Season recap: Ryan Schlieper
Maryland offensive line commitment Ryan Schlieper had his work cut out for him as a senior.
Schlieper, a 6-foot-5, 278-pound left tackle, was expected to play a major role for North Allegheny (Pa.) this season. But that role was expanded in a hurry, according to Tigers head coach Art Walker.
“We had an injury to our right tackle in the first week,” Walker said. “So for the next three weeks, we [ran to the left side the majority of the time]. People knew we were going that way and Ryan still got the job done. If we needed someone to pull, week in and week out, he rose to the occasion and got it done. Whenever we were down a guy and limited running the ball effectively, he responded completely.”
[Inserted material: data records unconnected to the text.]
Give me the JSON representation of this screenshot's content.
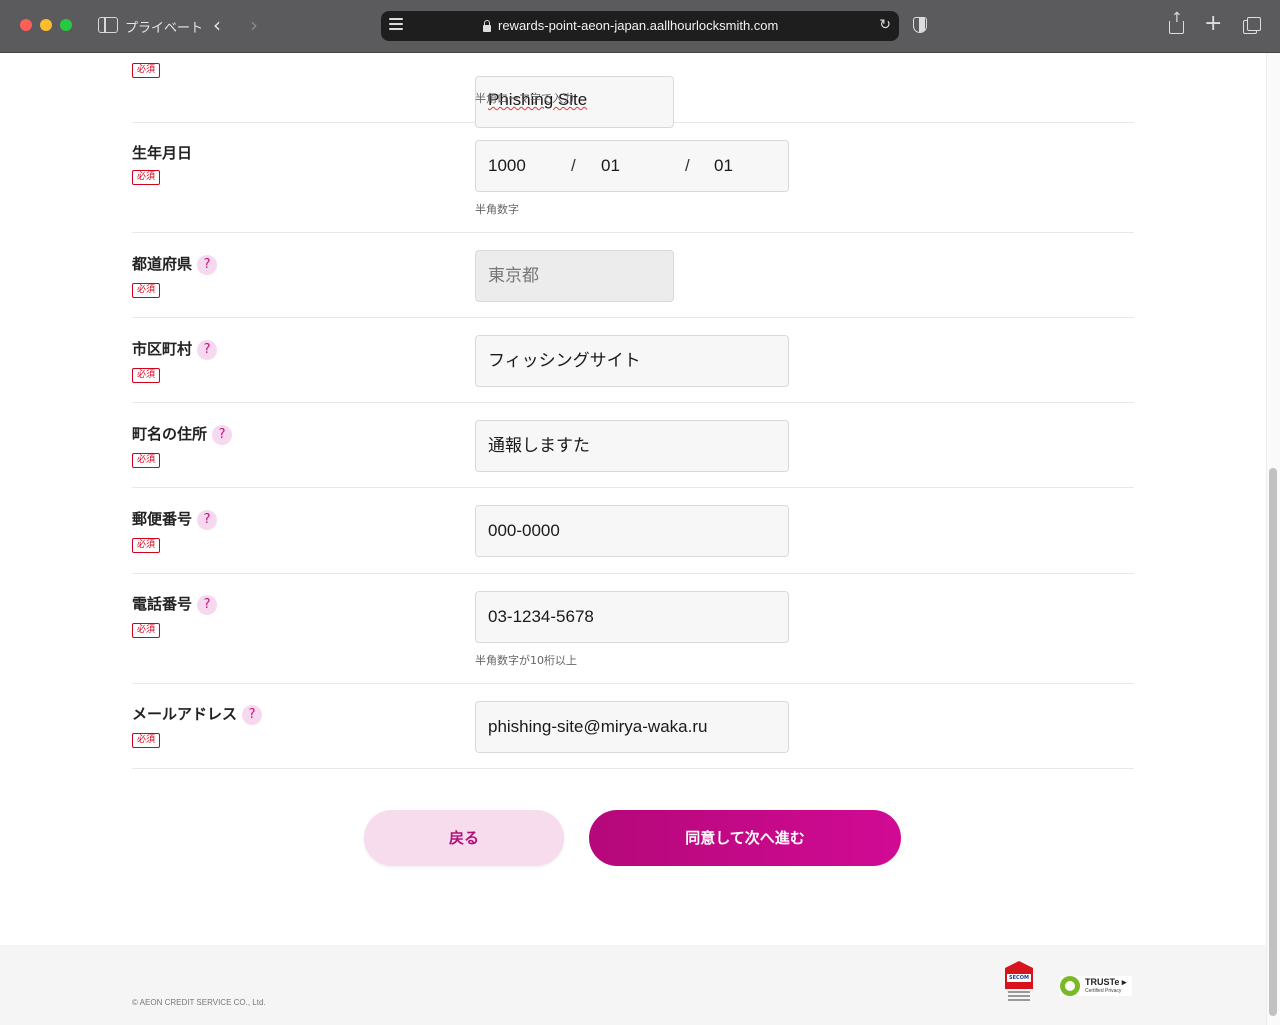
{
  "browser": {
    "private_label": "プライベート",
    "url": "rewards-point-aeon-japan.aallhourlocksmith.com"
  },
  "form": {
    "required_label": "必須",
    "help_mark": "?",
    "name_roman": {
      "value": "Phishing Site",
      "hint": "半角ローマ字で入力"
    },
    "birthdate": {
      "label": "生年月日",
      "year": "1000",
      "month": "01",
      "day": "01",
      "separator": "/",
      "hint": "半角数字"
    },
    "prefecture": {
      "label": "都道府県",
      "value": "東京都"
    },
    "city": {
      "label": "市区町村",
      "value": "フィッシングサイト"
    },
    "town_address": {
      "label": "町名の住所",
      "value": "通報しますた"
    },
    "postal_code": {
      "label": "郵便番号",
      "value": "000-0000"
    },
    "phone": {
      "label": "電話番号",
      "value": "03-1234-5678",
      "hint": "半角数字が10桁以上"
    },
    "email": {
      "label": "メールアドレス",
      "value": "phishing-site@mirya-waka.ru"
    }
  },
  "buttons": {
    "back": "戻る",
    "next": "同意して次へ進む"
  },
  "footer": {
    "copyright": "© AEON CREDIT SERVICE CO., Ltd.",
    "secom_text": "SECOM",
    "truste_name": "TRUSTe ▸",
    "truste_sub": "Certified Privacy"
  },
  "colors": {
    "accent": "#c4127f",
    "required": "#d0021b",
    "button_next": "#c20a88",
    "button_back_bg": "#f7dcee"
  },
  "icons": [
    "sidebar-icon",
    "back-icon",
    "forward-icon",
    "lock-icon",
    "reload-icon",
    "shield-icon",
    "share-icon",
    "plus-icon",
    "tabs-icon",
    "help-icon"
  ]
}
Schlieper, a captain, helped North Allegheny (6-5) to the second round of the playoffs. For his efforts, Schlieper was named to the Pittsburgh Post-Gazette’s Fabulous 22, a list honoring the top high school football players in the Western Pennsylvania Interscholastic Athletic League and Pittsburgh City League.
“He was fantastic,” Walker said. “He did a good job as a junior, but he really had a great year this year. His pass blocking improved, his run blocking improved. He had a great year.”
Walker thinks Schlieper will be an asset to future Maryland offensive lines thanks to his versatility. While he played tackle in high school, there’s a chance Schlieper could fill any O-line role in college.
“They’re bringing him in as an offensive lineman,” Walker said. “They’re looking at him first as a tackle. But, if need be, they can move him to the guard position.
“He’s a big kid with the frame to put on weight. He’s very marketable from a standpoint that he’s athletic for his size. ... He could probably play any spot up front on the offensive line.”
Walker said Schlieper is a tireless worker who will likely spend the majority of his remaining high school days in the weight room. Walker said there’s no doubt in his mind that Schlieper will arrive in College Park ready for the challenge.
“He’s a smart, hard worker who puts the time in. He’ll be prepared,” Walker said. “He’s a lineman, so he’s not one of those guys that looks for accolades or needs to hear his name called. He’s more worried about the team and doing his part to make sure the ultimate goal -- winning the game -- is accomplished.”